Dataset entries:

================

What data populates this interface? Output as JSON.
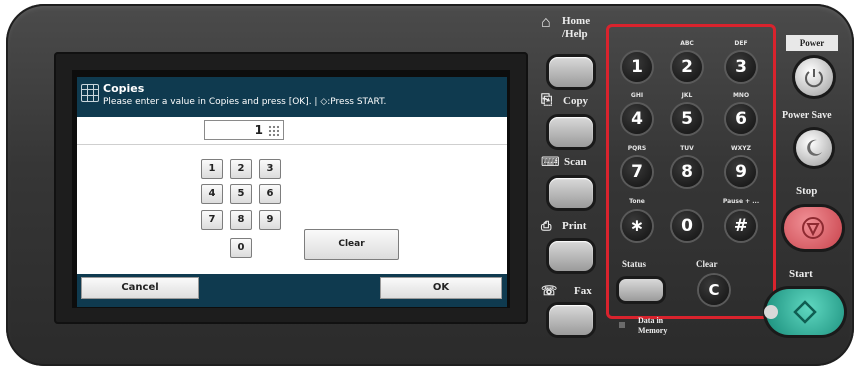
{
  "dialog": {
    "title": "Copies",
    "instruction": "Please enter a value in Copies and press [OK]. | ◇:Press START.",
    "value": "1",
    "keys": [
      "1",
      "2",
      "3",
      "4",
      "5",
      "6",
      "7",
      "8",
      "9",
      "0"
    ],
    "clear_label": "Clear",
    "cancel_label": "Cancel",
    "ok_label": "OK"
  },
  "side_buttons": {
    "home": [
      "Home",
      "/Help"
    ],
    "copy": "Copy",
    "scan": "Scan",
    "print": "Print",
    "fax": "Fax"
  },
  "keypad": {
    "keys": [
      {
        "digit": "1",
        "letters": ""
      },
      {
        "digit": "2",
        "letters": "ABC"
      },
      {
        "digit": "3",
        "letters": "DEF"
      },
      {
        "digit": "4",
        "letters": "GHI"
      },
      {
        "digit": "5",
        "letters": "JKL"
      },
      {
        "digit": "6",
        "letters": "MNO"
      },
      {
        "digit": "7",
        "letters": "PQRS"
      },
      {
        "digit": "8",
        "letters": "TUV"
      },
      {
        "digit": "9",
        "letters": "WXYZ"
      },
      {
        "digit": "∗",
        "letters": "Tone"
      },
      {
        "digit": "0",
        "letters": ""
      },
      {
        "digit": "#",
        "letters": "Pause + ..."
      }
    ],
    "highlight_color": "#d9232d"
  },
  "status_label": "Status",
  "clear_key": {
    "label": "Clear",
    "symbol": "C"
  },
  "data_in_memory": [
    "Data in",
    "Memory"
  ],
  "right_buttons": {
    "power": "Power",
    "power_save": "Power Save",
    "stop": "Stop",
    "start": "Start"
  },
  "colors": {
    "panel": "#363636",
    "lcd_bar": "#0f3a4f",
    "stop": "#d9565e",
    "start": "#1e9e8a"
  }
}
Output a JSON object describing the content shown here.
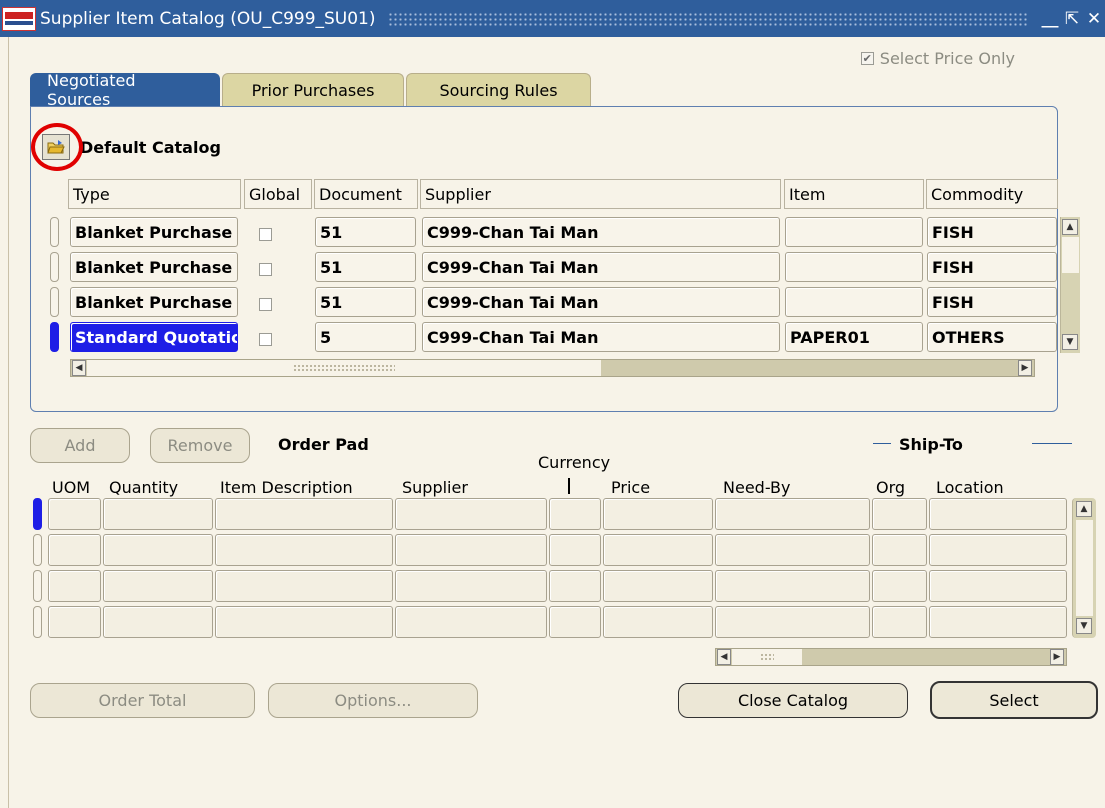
{
  "window": {
    "title": "Supplier Item Catalog (OU_C999_SU01)",
    "min_icon": "minimize-icon",
    "max_icon": "maximize-icon",
    "close_icon": "close-icon"
  },
  "select_price_only": {
    "label": "Select Price Only",
    "checked": true
  },
  "tabs": [
    {
      "label": "Negotiated Sources",
      "active": true
    },
    {
      "label": "Prior Purchases",
      "active": false
    },
    {
      "label": "Sourcing Rules",
      "active": false
    }
  ],
  "catalog": {
    "title": "Default Catalog",
    "folder_icon": "folder-open-icon",
    "columns": [
      "Type",
      "Global",
      "Document",
      "Supplier",
      "Item",
      "Commodity"
    ],
    "rows": [
      {
        "type": "Blanket Purchase",
        "global": false,
        "document": "51",
        "supplier": "C999-Chan Tai Man",
        "item": "",
        "commodity": "FISH"
      },
      {
        "type": "Blanket Purchase",
        "global": false,
        "document": "51",
        "supplier": "C999-Chan Tai Man",
        "item": "",
        "commodity": "FISH"
      },
      {
        "type": "Blanket Purchase",
        "global": false,
        "document": "51",
        "supplier": "C999-Chan Tai Man",
        "item": "",
        "commodity": "FISH"
      },
      {
        "type": "Standard Quotatic",
        "global": false,
        "document": "5",
        "supplier": "C999-Chan Tai Man",
        "item": "PAPER01",
        "commodity": "OTHERS",
        "selected": true
      }
    ]
  },
  "order_pad": {
    "title": "Order Pad",
    "add_label": "Add",
    "remove_label": "Remove",
    "ship_to_label": "Ship-To",
    "currency_label": "Currency",
    "columns": [
      "UOM",
      "Quantity",
      "Item Description",
      "Supplier",
      "Price",
      "Need-By",
      "Org",
      "Location"
    ]
  },
  "buttons": {
    "order_total": "Order Total",
    "options": "Options...",
    "close_catalog": "Close Catalog",
    "select": "Select"
  }
}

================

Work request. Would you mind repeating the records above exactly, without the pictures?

Final answer.
What data populates this interface? Output as JSON.
{
  "dialog": {
    "title": "Copies",
    "instruction": "Please enter a value in Copies and press [OK]. | ◇:Press START.",
    "value": "1",
    "keys": [
      "1",
      "2",
      "3",
      "4",
      "5",
      "6",
      "7",
      "8",
      "9",
      "0"
    ],
    "clear_label": "Clear",
    "cancel_label": "Cancel",
    "ok_label": "OK"
  },
  "side_buttons": {
    "home": [
      "Home",
      "/Help"
    ],
    "copy": "Copy",
    "scan": "Scan",
    "print": "Print",
    "fax": "Fax"
  },
  "keypad": {
    "keys": [
      {
        "digit": "1",
        "letters": ""
      },
      {
        "digit": "2",
        "letters": "ABC"
      },
      {
        "digit": "3",
        "letters": "DEF"
      },
      {
        "digit": "4",
        "letters": "GHI"
      },
      {
        "digit": "5",
        "letters": "JKL"
      },
      {
        "digit": "6",
        "letters": "MNO"
      },
      {
        "digit": "7",
        "letters": "PQRS"
      },
      {
        "digit": "8",
        "letters": "TUV"
      },
      {
        "digit": "9",
        "letters": "WXYZ"
      },
      {
        "digit": "∗",
        "letters": "Tone"
      },
      {
        "digit": "0",
        "letters": ""
      },
      {
        "digit": "#",
        "letters": "Pause + ..."
      }
    ],
    "highlight_color": "#d9232d"
  },
  "status_label": "Status",
  "clear_key": {
    "label": "Clear",
    "symbol": "C"
  },
  "data_in_memory": [
    "Data in",
    "Memory"
  ],
  "right_buttons": {
    "power": "Power",
    "power_save": "Power Save",
    "stop": "Stop",
    "start": "Start"
  },
  "colors": {
    "panel": "#363636",
    "lcd_bar": "#0f3a4f",
    "stop": "#d9565e",
    "start": "#1e9e8a"
  }
}
Output a JSON object describing the content shown here.
{
  "window": {
    "title": "Supplier Item Catalog (OU_C999_SU01)",
    "min_icon": "minimize-icon",
    "max_icon": "maximize-icon",
    "close_icon": "close-icon"
  },
  "select_price_only": {
    "label": "Select Price Only",
    "checked": true
  },
  "tabs": [
    {
      "label": "Negotiated Sources",
      "active": true
    },
    {
      "label": "Prior Purchases",
      "active": false
    },
    {
      "label": "Sourcing Rules",
      "active": false
    }
  ],
  "catalog": {
    "title": "Default Catalog",
    "folder_icon": "folder-open-icon",
    "columns": [
      "Type",
      "Global",
      "Document",
      "Supplier",
      "Item",
      "Commodity"
    ],
    "rows": [
      {
        "type": "Blanket Purchase",
        "global": false,
        "document": "51",
        "supplier": "C999-Chan Tai Man",
        "item": "",
        "commodity": "FISH"
      },
      {
        "type": "Blanket Purchase",
        "global": false,
        "document": "51",
        "supplier": "C999-Chan Tai Man",
        "item": "",
        "commodity": "FISH"
      },
      {
        "type": "Blanket Purchase",
        "global": false,
        "document": "51",
        "supplier": "C999-Chan Tai Man",
        "item": "",
        "commodity": "FISH"
      },
      {
        "type": "Standard Quotatic",
        "global": false,
        "document": "5",
        "supplier": "C999-Chan Tai Man",
        "item": "PAPER01",
        "commodity": "OTHERS",
        "selected": true
      }
    ]
  },
  "order_pad": {
    "title": "Order Pad",
    "add_label": "Add",
    "remove_label": "Remove",
    "ship_to_label": "Ship-To",
    "currency_label": "Currency",
    "columns": [
      "UOM",
      "Quantity",
      "Item Description",
      "Supplier",
      "Price",
      "Need-By",
      "Org",
      "Location"
    ]
  },
  "buttons": {
    "order_total": "Order Total",
    "options": "Options...",
    "close_catalog": "Close Catalog",
    "select": "Select"
  }
}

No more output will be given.